Extract the records below word for word and ignore the images.

━━━ DATASET ENTRIES ━━━

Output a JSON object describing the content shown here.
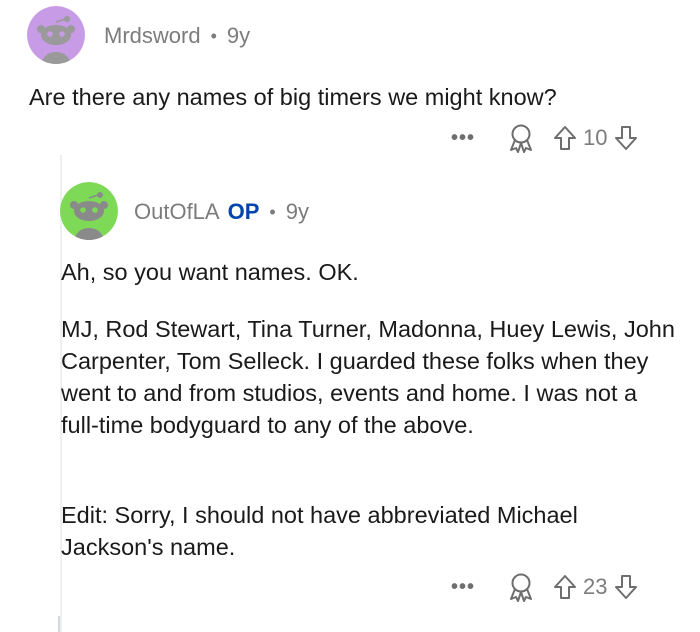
{
  "comment_parent": {
    "username": "Mrdsword",
    "separator": "•",
    "age": "9y",
    "text": "Are there any names of big timers we might know?",
    "more_label": "•••",
    "vote_count": "10",
    "avatar_color": "#c89be6"
  },
  "comment_reply": {
    "username": "OutOfLA",
    "op_badge": "OP",
    "separator": "•",
    "age": "9y",
    "paragraph_1": "Ah, so you want names. OK.",
    "paragraph_2": "MJ, Rod Stewart, Tina Turner, Madonna, Huey Lewis, John Carpenter, Tom Selleck. I guarded these folks when they went to and from studios, events and home. I was not a full-time bodyguard to any of the above.",
    "paragraph_3": "Edit: Sorry, I should not have abbreviated Michael Jackson's name.",
    "more_label": "•••",
    "vote_count": "23",
    "avatar_color": "#7ed957"
  },
  "icons": {
    "more": "more-options-icon",
    "award": "award-icon",
    "upvote": "upvote-arrow-icon",
    "downvote": "downvote-arrow-icon"
  },
  "colors": {
    "op_blue": "#0045ac",
    "muted_text": "#7c7c7c",
    "body_text": "#1a1a1b"
  }
}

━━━

# SOLUTION TO THE PROBLEM
Output a JSON object describing the content shown here.
{
  "comment_parent": {
    "username": "Mrdsword",
    "separator": "•",
    "age": "9y",
    "text": "Are there any names of big timers we might know?",
    "more_label": "•••",
    "vote_count": "10",
    "avatar_color": "#c89be6"
  },
  "comment_reply": {
    "username": "OutOfLA",
    "op_badge": "OP",
    "separator": "•",
    "age": "9y",
    "paragraph_1": "Ah, so you want names. OK.",
    "paragraph_2": "MJ, Rod Stewart, Tina Turner, Madonna, Huey Lewis, John Carpenter, Tom Selleck. I guarded these folks when they went to and from studios, events and home. I was not a full-time bodyguard to any of the above.",
    "paragraph_3": "Edit: Sorry, I should not have abbreviated Michael Jackson's name.",
    "more_label": "•••",
    "vote_count": "23",
    "avatar_color": "#7ed957"
  },
  "icons": {
    "more": "more-options-icon",
    "award": "award-icon",
    "upvote": "upvote-arrow-icon",
    "downvote": "downvote-arrow-icon"
  },
  "colors": {
    "op_blue": "#0045ac",
    "muted_text": "#7c7c7c",
    "body_text": "#1a1a1b"
  }
}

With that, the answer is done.